The Berlin Airlift was the US, France, and Britain’s answer to the Berlin Blockade. After the Berlin Blockade was imposed by the Soviets on 12th June 1948, the remaining allied forces were left with the problem of supplying West Berlin with food, fuel, and. The Soviets assumed that they would have to cede control of West Berlin. Instead, the US, British and French allies began to consider whether an airlift would be possible. After the war, there was no formal arrangement with the Soviets regarding access to the road and rail network servicing West Berlin. And since there was no agreement, technically the Soviets were not going back on their words when they restricted road and rail access with the blokade.
However, after the war, formal agreements had in fact been put in place with the Soviets with respect to dedicated access to West Berlin via 20km wide air corridors. The proposal was to fly all supplies in via these air corridors. The Soviets could not legitimately claim that cargo supply planes were a military threat, and so if it shot any down, it would in effect be renaging on its post-war agreements, and would effectively be starting another War.
After a shaky start, with a number of accidents, and much inefficiency, the airlift eventually managed to reach the 5000 tonnes per day capacity required to keep West Berlin running.
However, coming into the winter of 1948, the required supply capacity increased to 6000 tonnes per day. The increase reflected the extra coal required to heat the city during the winter months.
The commander of the operation, Major General William H. Tunner, was dedicated to improving efficieny and supply rates. At its peak, between 15 April and 16th April 1949, the operation delivered 12,941 tonnes in 1383 flights.
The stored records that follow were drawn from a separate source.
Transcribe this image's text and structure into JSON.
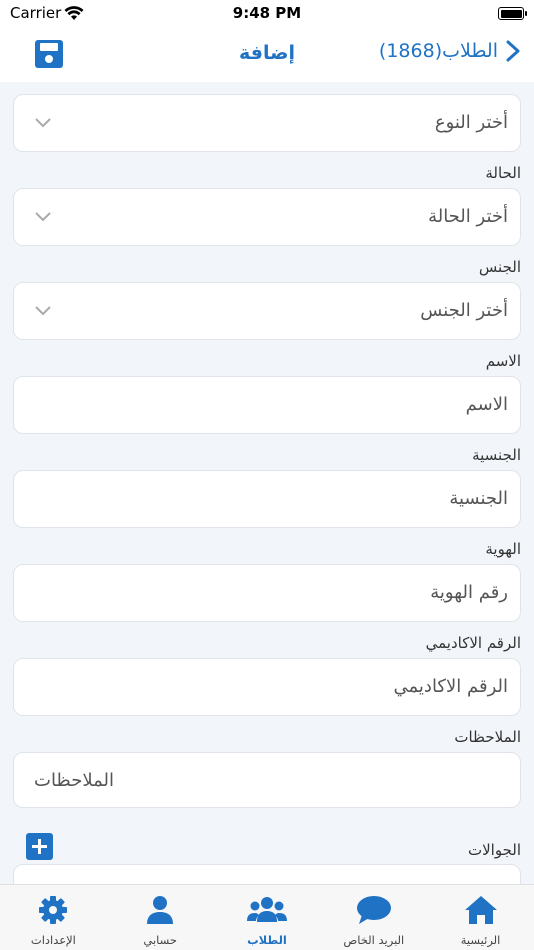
{
  "status": {
    "carrier": "Carrier",
    "time": "9:48 PM"
  },
  "nav": {
    "title": "إضافة",
    "back_label": "الطلاب(1868)"
  },
  "form": {
    "type": {
      "placeholder": "أختر النوع"
    },
    "status": {
      "label": "الحالة",
      "placeholder": "أختر الحالة"
    },
    "gender": {
      "label": "الجنس",
      "placeholder": "أختر الجنس"
    },
    "name": {
      "label": "الاسم",
      "placeholder": "الاسم"
    },
    "nationality": {
      "label": "الجنسية",
      "placeholder": "الجنسية"
    },
    "id": {
      "label": "الهوية",
      "placeholder": "رقم الهوية"
    },
    "academic": {
      "label": "الرقم الاكاديمي",
      "placeholder": "الرقم الاكاديمي"
    },
    "notes": {
      "label": "الملاحظات",
      "placeholder": "الملاحظات"
    },
    "mobiles": {
      "label": "الجوالات"
    }
  },
  "tabs": [
    {
      "label": "الإعدادات",
      "icon": "gear-icon"
    },
    {
      "label": "حسابي",
      "icon": "person-icon"
    },
    {
      "label": "الطلاب",
      "icon": "students-icon",
      "active": true
    },
    {
      "label": "البريد الخاص",
      "icon": "chat-icon"
    },
    {
      "label": "الرئيسية",
      "icon": "home-icon"
    }
  ],
  "colors": {
    "accent": "#1f72c4",
    "background": "#f2f6fb"
  }
}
After this, the daily tonnage increased to 8,893 from 6,729. Tunner earned himself a well deserved nickname: “Tonnage Tunner”.
The blockade was eventually lifted on 12th May 1949.